AKRON, Ohio -- Jordan Spieth has heard the whispers. He has also heard the considerably more voluble criticisms.

He can easily recite them, too. Like ticking off boxes on a checklist.

"Hit the ball."

"You're taking forever."

"It's too boring."

These objections, whether they emanate from behind the gallery ropes at a tournament or through the anonymity of social media, haven't fallen on deaf ears.

Along with his swing instructor, Cameron McCormick, Spieth knew what people were saying about his pace of play.

"I noticed and I'd get plenty of comments on it from other people," he said. "But Cameron also mentioned, 'Hey, I think you're going to play better if you just step up and swing.' So I'm trying to do a bit of that."

Spieth could be excused for failing to immediately rectify this during the course of competition, though -- especially when he doesn't have his best stuff and might find it hard to get into a rhythm.

That has been the case this week -- from tee to green, at least -- as through two rounds of the WGC-Bridgestone Invitational he has found just 12 of 28 fairways and hit only 15 of 36 greens in regulation, while posting scores of 68-71. That has him in a share of sixth place entering the weekend, just 3 strokes off the lead and much better than his stats would indicate.

After the second round, Spieth didn't use playing quicker as an excuse. In fact, he credits the process for helping his game.

"The quicker part actually helps me, because then I just get up there and fire away," he explained Friday. "The more I can do that, actually I think the better off [I am with a] kind of gun-slinging mentality, just to go up and hit the way I always have played."

Playing quicker is just one piece of the puzzle that he's hoping to solve while trying to emerge from what he has described as "a little lull." Following his win at last month's Dean & DeLuca Invitational, he finished T-57 at the Memorial Tournament and T-37 at the U.S. Open, where he was the defending champion.

Another key to that is maintaining a strong mental disposition during tournament rounds -- essentially, getting less frustrated with himself when things aren't going well.

Prior to the opening round, he told caddie Michael Greller, "I'm going to [focus] the rest of this year [on being] a lot stronger mentally than I have been and just not dwell in conversation on each shot."

That philosophy worked to the tune of four closing birdies on Thursday when he was clearly fighting his swing, and just 21 total putts -- the fewest in a single round of his young career.

While he didn't quite carry that same momentum into Friday's round, Spieth played the first dozen holes bogey-free before posting two in his final six.

It wasn't that long ago that such a finish would've left a more bitter taste in his mouth. Instead, he appeared content with his play and optimistic toward the weekend.

"I almost held a bogey-free round together today, which would have been really special," he said. "So yeah, I mean, I played about the same as yesterday, just made that many more putts yesterday."

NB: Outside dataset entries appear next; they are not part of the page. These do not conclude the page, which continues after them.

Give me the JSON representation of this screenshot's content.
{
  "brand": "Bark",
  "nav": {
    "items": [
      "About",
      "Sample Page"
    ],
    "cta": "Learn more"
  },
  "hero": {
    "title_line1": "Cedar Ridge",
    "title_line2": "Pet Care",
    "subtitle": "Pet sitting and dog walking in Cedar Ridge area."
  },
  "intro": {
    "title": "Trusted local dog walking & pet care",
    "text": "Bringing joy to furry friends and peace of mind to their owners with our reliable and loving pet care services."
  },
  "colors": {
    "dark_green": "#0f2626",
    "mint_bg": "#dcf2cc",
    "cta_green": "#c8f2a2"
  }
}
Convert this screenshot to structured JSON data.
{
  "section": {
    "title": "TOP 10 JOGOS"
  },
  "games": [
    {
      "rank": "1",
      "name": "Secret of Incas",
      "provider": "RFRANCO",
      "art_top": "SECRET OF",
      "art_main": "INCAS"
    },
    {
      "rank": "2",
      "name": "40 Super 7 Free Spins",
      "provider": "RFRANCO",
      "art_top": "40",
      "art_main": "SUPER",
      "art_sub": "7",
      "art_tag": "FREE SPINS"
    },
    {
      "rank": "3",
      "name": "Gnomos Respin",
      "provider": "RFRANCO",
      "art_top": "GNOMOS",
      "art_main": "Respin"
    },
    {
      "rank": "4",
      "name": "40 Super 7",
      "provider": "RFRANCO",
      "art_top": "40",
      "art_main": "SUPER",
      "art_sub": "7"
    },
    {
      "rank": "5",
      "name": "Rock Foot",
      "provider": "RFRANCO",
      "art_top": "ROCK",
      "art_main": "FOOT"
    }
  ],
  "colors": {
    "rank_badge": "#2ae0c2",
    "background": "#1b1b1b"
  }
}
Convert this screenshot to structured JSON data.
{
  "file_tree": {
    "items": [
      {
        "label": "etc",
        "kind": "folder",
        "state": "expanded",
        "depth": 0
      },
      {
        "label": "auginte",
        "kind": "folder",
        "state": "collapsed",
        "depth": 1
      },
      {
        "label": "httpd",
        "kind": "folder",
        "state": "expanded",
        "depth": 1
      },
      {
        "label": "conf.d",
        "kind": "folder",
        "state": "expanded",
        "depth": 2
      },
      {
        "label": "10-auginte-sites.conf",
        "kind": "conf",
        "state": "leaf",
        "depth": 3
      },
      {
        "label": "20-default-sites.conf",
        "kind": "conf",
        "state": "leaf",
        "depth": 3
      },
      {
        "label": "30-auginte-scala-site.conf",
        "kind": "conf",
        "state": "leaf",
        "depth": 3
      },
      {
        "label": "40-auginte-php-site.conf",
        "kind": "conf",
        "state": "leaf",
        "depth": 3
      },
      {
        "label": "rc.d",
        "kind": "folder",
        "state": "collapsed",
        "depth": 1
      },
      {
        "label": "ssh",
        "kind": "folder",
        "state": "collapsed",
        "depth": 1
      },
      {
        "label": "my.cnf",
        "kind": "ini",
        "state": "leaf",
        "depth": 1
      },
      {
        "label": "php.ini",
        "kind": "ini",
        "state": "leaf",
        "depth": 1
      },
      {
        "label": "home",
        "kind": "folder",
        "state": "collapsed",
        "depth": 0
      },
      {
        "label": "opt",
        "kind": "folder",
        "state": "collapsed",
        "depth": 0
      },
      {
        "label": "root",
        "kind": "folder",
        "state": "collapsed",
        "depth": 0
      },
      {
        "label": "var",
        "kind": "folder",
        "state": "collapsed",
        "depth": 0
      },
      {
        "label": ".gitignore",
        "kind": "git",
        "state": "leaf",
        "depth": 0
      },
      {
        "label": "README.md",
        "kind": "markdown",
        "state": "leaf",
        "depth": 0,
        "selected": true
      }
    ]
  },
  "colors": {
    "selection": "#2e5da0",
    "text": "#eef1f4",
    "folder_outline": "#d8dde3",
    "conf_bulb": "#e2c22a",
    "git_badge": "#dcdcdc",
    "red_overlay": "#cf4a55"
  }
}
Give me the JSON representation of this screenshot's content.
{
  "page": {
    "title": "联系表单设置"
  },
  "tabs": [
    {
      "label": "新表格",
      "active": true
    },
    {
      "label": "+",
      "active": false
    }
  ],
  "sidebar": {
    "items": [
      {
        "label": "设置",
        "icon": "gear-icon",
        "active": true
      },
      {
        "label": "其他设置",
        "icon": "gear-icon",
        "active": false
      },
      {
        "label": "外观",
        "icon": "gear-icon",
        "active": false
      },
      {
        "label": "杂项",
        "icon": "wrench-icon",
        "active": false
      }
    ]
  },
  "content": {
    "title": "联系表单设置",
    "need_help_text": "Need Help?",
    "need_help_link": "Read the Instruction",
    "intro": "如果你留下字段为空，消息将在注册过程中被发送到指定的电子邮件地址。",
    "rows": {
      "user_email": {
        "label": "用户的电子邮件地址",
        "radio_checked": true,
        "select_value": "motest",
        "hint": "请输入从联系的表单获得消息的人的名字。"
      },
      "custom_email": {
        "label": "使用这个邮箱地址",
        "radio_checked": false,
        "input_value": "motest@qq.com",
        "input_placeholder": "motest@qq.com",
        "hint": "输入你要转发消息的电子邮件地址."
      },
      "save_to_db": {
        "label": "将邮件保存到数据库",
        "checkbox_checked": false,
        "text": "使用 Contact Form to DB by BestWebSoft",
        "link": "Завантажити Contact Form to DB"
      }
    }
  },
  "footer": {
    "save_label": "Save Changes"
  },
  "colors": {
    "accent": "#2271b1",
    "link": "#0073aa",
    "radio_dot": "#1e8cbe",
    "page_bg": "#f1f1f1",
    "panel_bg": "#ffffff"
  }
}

Unlike injured golfers or those playing with nothing to lose, there might not be a specific adage about players in contention without playing their best game, but maybe there should be. The first page of the leaderboard at Firestone Country Club is tightly packed, with Jason Day leading the way and 12 others within 4 strokes of his pace.

If you're seeking the guy who could make a run on Moving Day, consider a player who hasn't yet figured out his swing this week.

That player might very well be Spieth, who is trying to emerge from that little lull.

Of course, every day for him is now Moving Day, in a way.

While he has heard those criticisms about his pace of play from galleries and through social media, he has yet to hear any complaints from fellow players.

Well, not without some prodding.

"I mean, I'll joke with them about [my slow play] maybe, and they'll say, 'Yeah, you are,'" he acknowledged with a laugh. "But that's fine."

The happy byproduct for Spieth is that becoming quicker could help him -- he believes -- to play better, too.